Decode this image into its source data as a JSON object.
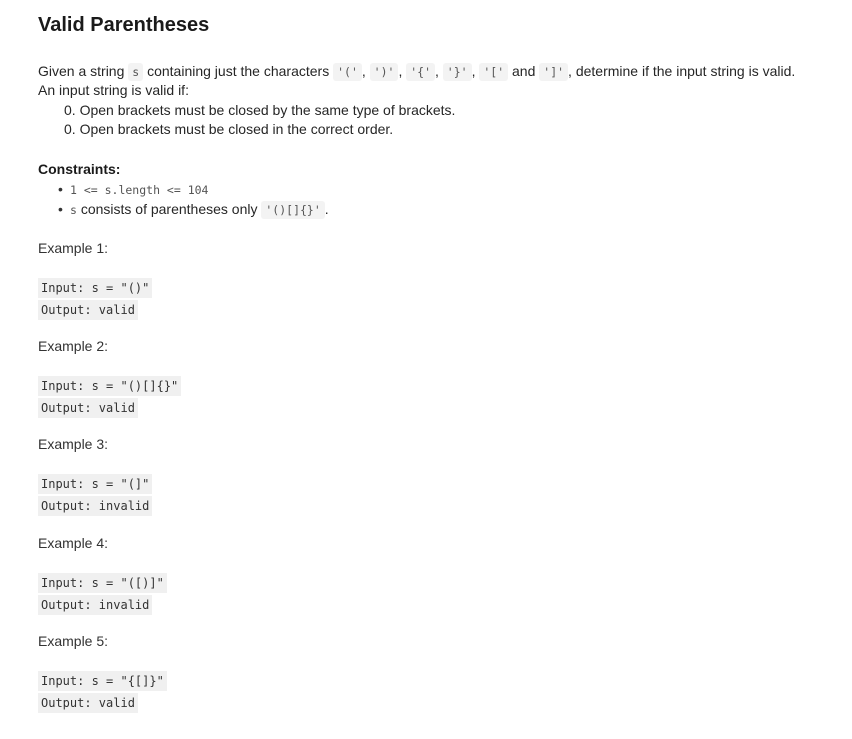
{
  "title": "Valid Parentheses",
  "description": {
    "p1_a": "Given a string",
    "p1_code_s": "s",
    "p1_b": "containing just the characters",
    "chars": [
      "'('",
      "')'",
      "'{'",
      "'}'",
      "'['",
      "']'"
    ],
    "p1_and": "and",
    "p1_c": ", determine if the input string is valid.",
    "p2": "An input string is valid if:",
    "rules": [
      "0. Open brackets must be closed by the same type of brackets.",
      "0. Open brackets must be closed in the correct order."
    ]
  },
  "constraints": {
    "title": "Constraints:",
    "c1_code": "1 <= s.length <= 104",
    "c2_code_s": "s",
    "c2_text": "consists of parentheses only",
    "c2_code": "'()[]{}'",
    "c2_end": "."
  },
  "examples": [
    {
      "title": "Example 1:",
      "input": "Input: s = \"()\"",
      "output": "Output: valid"
    },
    {
      "title": "Example 2:",
      "input": "Input: s = \"()[]{}\"",
      "output": "Output: valid"
    },
    {
      "title": "Example 3:",
      "input": "Input: s = \"(]\"",
      "output": "Output: invalid"
    },
    {
      "title": "Example 4:",
      "input": "Input: s = \"([)]\"",
      "output": "Output: invalid"
    },
    {
      "title": "Example 5:",
      "input": "Input: s = \"{[]}\"",
      "output": "Output: valid"
    }
  ]
}
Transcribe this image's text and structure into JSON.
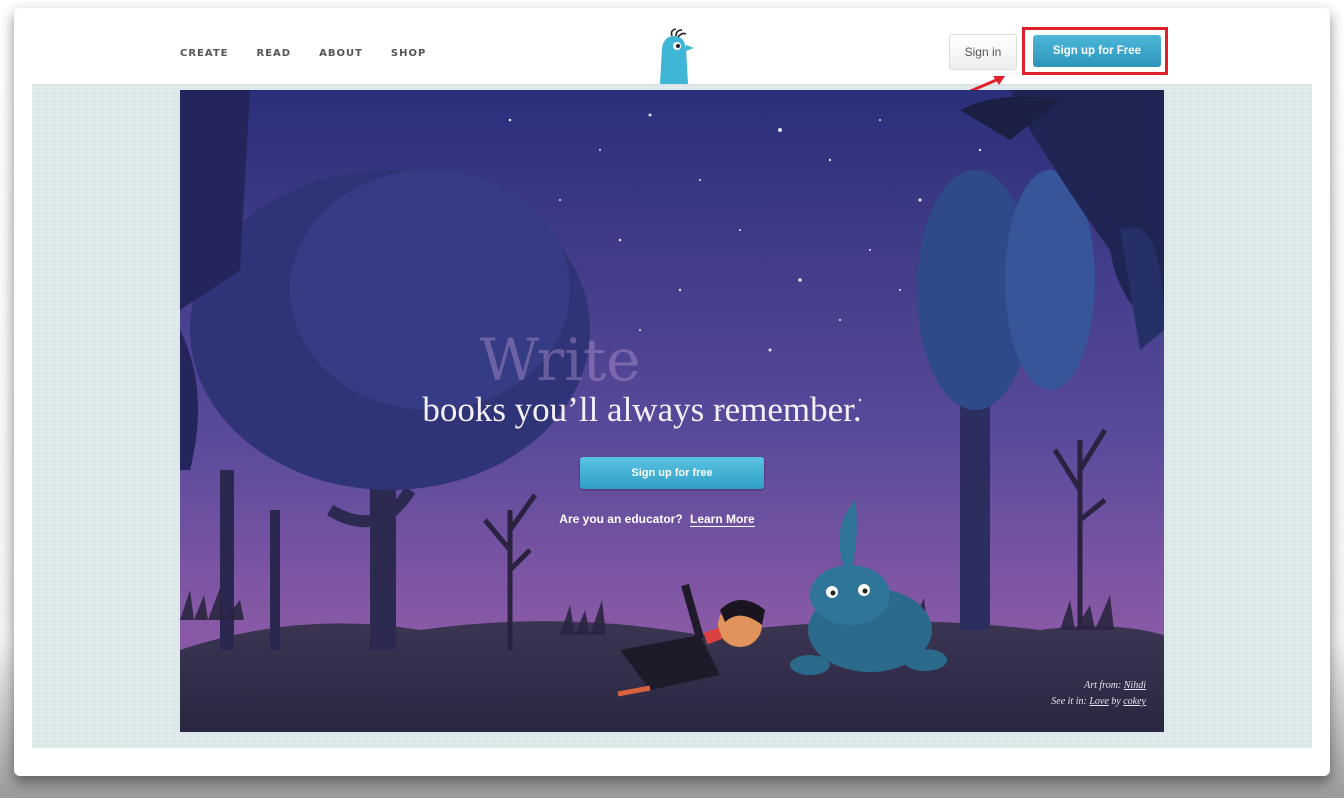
{
  "nav": {
    "items": [
      {
        "label": "CREATE"
      },
      {
        "label": "READ"
      },
      {
        "label": "ABOUT"
      },
      {
        "label": "SHOP"
      }
    ]
  },
  "header": {
    "logo_icon": "bird-logo-icon",
    "signin_label": "Sign in",
    "signup_label": "Sign up for Free"
  },
  "hero": {
    "title": "Write",
    "tagline": "books you’ll always remember.",
    "cta_label": "Sign up for free",
    "educator_prompt": "Are you an educator?",
    "educator_link": "Learn More",
    "art_from_label": "Art from:",
    "art_from_link": "Nihdi",
    "see_it_label": "See it in:",
    "see_it_link": "Love",
    "see_it_by": "by",
    "see_it_author": "cokey"
  },
  "colors": {
    "accent": "#2e95bd",
    "highlight": "#e0202a",
    "sky_top": "#2a2f7a",
    "sky_bottom": "#8a5aa6"
  }
}
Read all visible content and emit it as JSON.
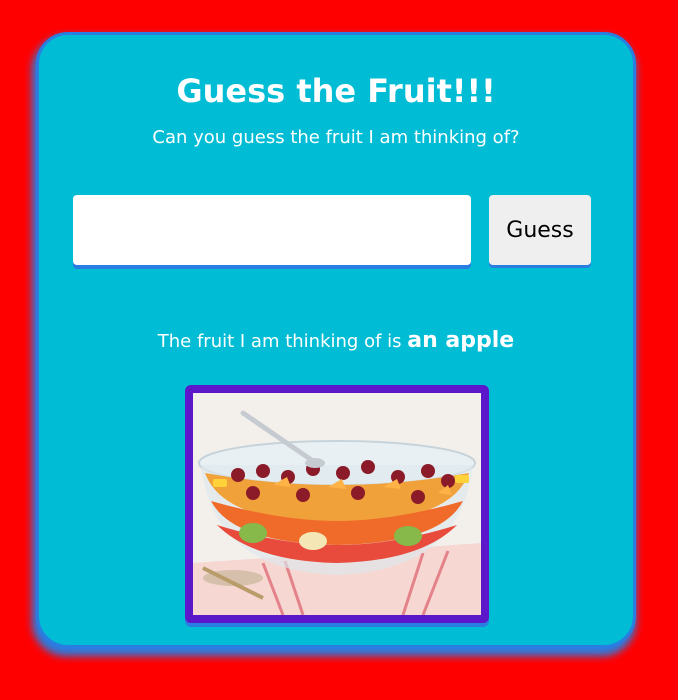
{
  "header": {
    "title": "Guess the Fruit!!!",
    "subtitle": "Can you guess the fruit I am thinking of?"
  },
  "guess_form": {
    "input_value": "",
    "button_label": "Guess"
  },
  "answer": {
    "prefix": "The fruit I am thinking of is",
    "value": "an apple"
  },
  "image": {
    "subject": "fruit-salad-bowl"
  },
  "colors": {
    "page_background": "#ff0000",
    "card_background": "#00bcd4",
    "card_border": "#2a7de1",
    "image_frame": "#5b17c9"
  }
}
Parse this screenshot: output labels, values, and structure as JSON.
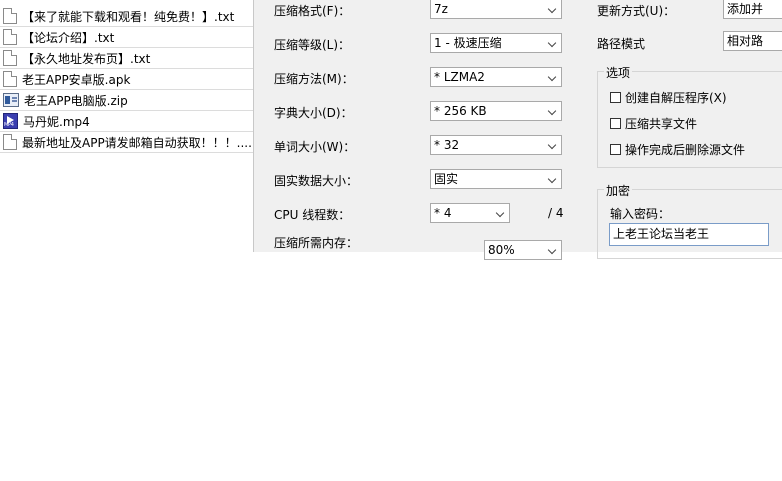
{
  "files": [
    {
      "name": "【来了就能下载和观看！纯免费！】.txt",
      "icon": "text-file-icon"
    },
    {
      "name": "【论坛介绍】.txt",
      "icon": "text-file-icon"
    },
    {
      "name": "【永久地址发布页】.txt",
      "icon": "text-file-icon"
    },
    {
      "name": "老王APP安卓版.apk",
      "icon": "apk-file-icon"
    },
    {
      "name": "老王APP电脑版.zip",
      "icon": "zip-archive-icon"
    },
    {
      "name": "马丹妮.mp4",
      "icon": "video-file-icon"
    },
    {
      "name": "最新地址及APP请发邮箱自动获取！！！....",
      "icon": "text-file-icon"
    }
  ],
  "settings": {
    "format_label": "压缩格式(F)：",
    "format_value": "7z",
    "level_label": "压缩等级(L)：",
    "level_value": "1 - 极速压缩",
    "method_label": "压缩方法(M)：",
    "method_value": "* LZMA2",
    "dict_label": "字典大小(D)：",
    "dict_value": "* 256 KB",
    "word_label": "单词大小(W)：",
    "word_value": "* 32",
    "solid_label": "固实数据大小：",
    "solid_value": "固实",
    "cpu_label": "CPU 线程数：",
    "cpu_value": "* 4",
    "cpu_total": "/ 4",
    "memory_label": "压缩所需内存：",
    "memory_value": "80%"
  },
  "right": {
    "update_label": "更新方式(U)：",
    "update_value": "添加并",
    "path_label": "路径模式",
    "path_value": "相对路"
  },
  "options": {
    "title": "选项",
    "sfx": "创建自解压程序(X)",
    "shared": "压缩共享文件",
    "delete": "操作完成后删除源文件"
  },
  "encryption": {
    "title": "加密",
    "password_label": "输入密码：",
    "password_value": "上老王论坛当老王"
  }
}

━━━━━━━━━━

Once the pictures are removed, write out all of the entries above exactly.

*Solution for this task*
Decode this image into its source data as a JSON object.
{
  "title": "Valid Parentheses",
  "description": {
    "p1_a": "Given a string",
    "p1_code_s": "s",
    "p1_b": "containing just the characters",
    "chars": [
      "'('",
      "')'",
      "'{'",
      "'}'",
      "'['",
      "']'"
    ],
    "p1_and": "and",
    "p1_c": ", determine if the input string is valid.",
    "p2": "An input string is valid if:",
    "rules": [
      "0. Open brackets must be closed by the same type of brackets.",
      "0. Open brackets must be closed in the correct order."
    ]
  },
  "constraints": {
    "title": "Constraints:",
    "c1_code": "1 <= s.length <= 104",
    "c2_code_s": "s",
    "c2_text": "consists of parentheses only",
    "c2_code": "'()[]{}'",
    "c2_end": "."
  },
  "examples": [
    {
      "title": "Example 1:",
      "input": "Input: s = \"()\"",
      "output": "Output: valid"
    },
    {
      "title": "Example 2:",
      "input": "Input: s = \"()[]{}\"",
      "output": "Output: valid"
    },
    {
      "title": "Example 3:",
      "input": "Input: s = \"(]\"",
      "output": "Output: invalid"
    },
    {
      "title": "Example 4:",
      "input": "Input: s = \"([)]\"",
      "output": "Output: invalid"
    },
    {
      "title": "Example 5:",
      "input": "Input: s = \"{[]}\"",
      "output": "Output: valid"
    }
  ]
}
Transcribe this image's text and structure into JSON.
{
  "nav": {
    "items": [
      {
        "label": "CREATE"
      },
      {
        "label": "READ"
      },
      {
        "label": "ABOUT"
      },
      {
        "label": "SHOP"
      }
    ]
  },
  "header": {
    "logo_icon": "bird-logo-icon",
    "signin_label": "Sign in",
    "signup_label": "Sign up for Free"
  },
  "hero": {
    "title": "Write",
    "tagline": "books you’ll always remember.",
    "cta_label": "Sign up for free",
    "educator_prompt": "Are you an educator?",
    "educator_link": "Learn More",
    "art_from_label": "Art from:",
    "art_from_link": "Nihdi",
    "see_it_label": "See it in:",
    "see_it_link": "Love",
    "see_it_by": "by",
    "see_it_author": "cokey"
  },
  "colors": {
    "accent": "#2e95bd",
    "highlight": "#e0202a",
    "sky_top": "#2a2f7a",
    "sky_bottom": "#8a5aa6"
  }
}
Read all visible content and emit it as JSON.
{
  "header": {
    "title": "Guess the Fruit!!!",
    "subtitle": "Can you guess the fruit I am thinking of?"
  },
  "guess_form": {
    "input_value": "",
    "button_label": "Guess"
  },
  "answer": {
    "prefix": "The fruit I am thinking of is",
    "value": "an apple"
  },
  "image": {
    "subject": "fruit-salad-bowl"
  },
  "colors": {
    "page_background": "#ff0000",
    "card_background": "#00bcd4",
    "card_border": "#2a7de1",
    "image_frame": "#5b17c9"
  }
}
Parse this screenshot: output labels, values, and structure as JSON.
{
  "files": [
    {
      "name": "【来了就能下载和观看！纯免费！】.txt",
      "icon": "text-file-icon"
    },
    {
      "name": "【论坛介绍】.txt",
      "icon": "text-file-icon"
    },
    {
      "name": "【永久地址发布页】.txt",
      "icon": "text-file-icon"
    },
    {
      "name": "老王APP安卓版.apk",
      "icon": "apk-file-icon"
    },
    {
      "name": "老王APP电脑版.zip",
      "icon": "zip-archive-icon"
    },
    {
      "name": "马丹妮.mp4",
      "icon": "video-file-icon"
    },
    {
      "name": "最新地址及APP请发邮箱自动获取！！！....",
      "icon": "text-file-icon"
    }
  ],
  "settings": {
    "format_label": "压缩格式(F)：",
    "format_value": "7z",
    "level_label": "压缩等级(L)：",
    "level_value": "1 - 极速压缩",
    "method_label": "压缩方法(M)：",
    "method_value": "* LZMA2",
    "dict_label": "字典大小(D)：",
    "dict_value": "* 256 KB",
    "word_label": "单词大小(W)：",
    "word_value": "* 32",
    "solid_label": "固实数据大小：",
    "solid_value": "固实",
    "cpu_label": "CPU 线程数：",
    "cpu_value": "* 4",
    "cpu_total": "/ 4",
    "memory_label": "压缩所需内存：",
    "memory_value": "80%"
  },
  "right": {
    "update_label": "更新方式(U)：",
    "update_value": "添加并",
    "path_label": "路径模式",
    "path_value": "相对路"
  },
  "options": {
    "title": "选项",
    "sfx": "创建自解压程序(X)",
    "shared": "压缩共享文件",
    "delete": "操作完成后删除源文件"
  },
  "encryption": {
    "title": "加密",
    "password_label": "输入密码：",
    "password_value": "上老王论坛当老王"
  }
}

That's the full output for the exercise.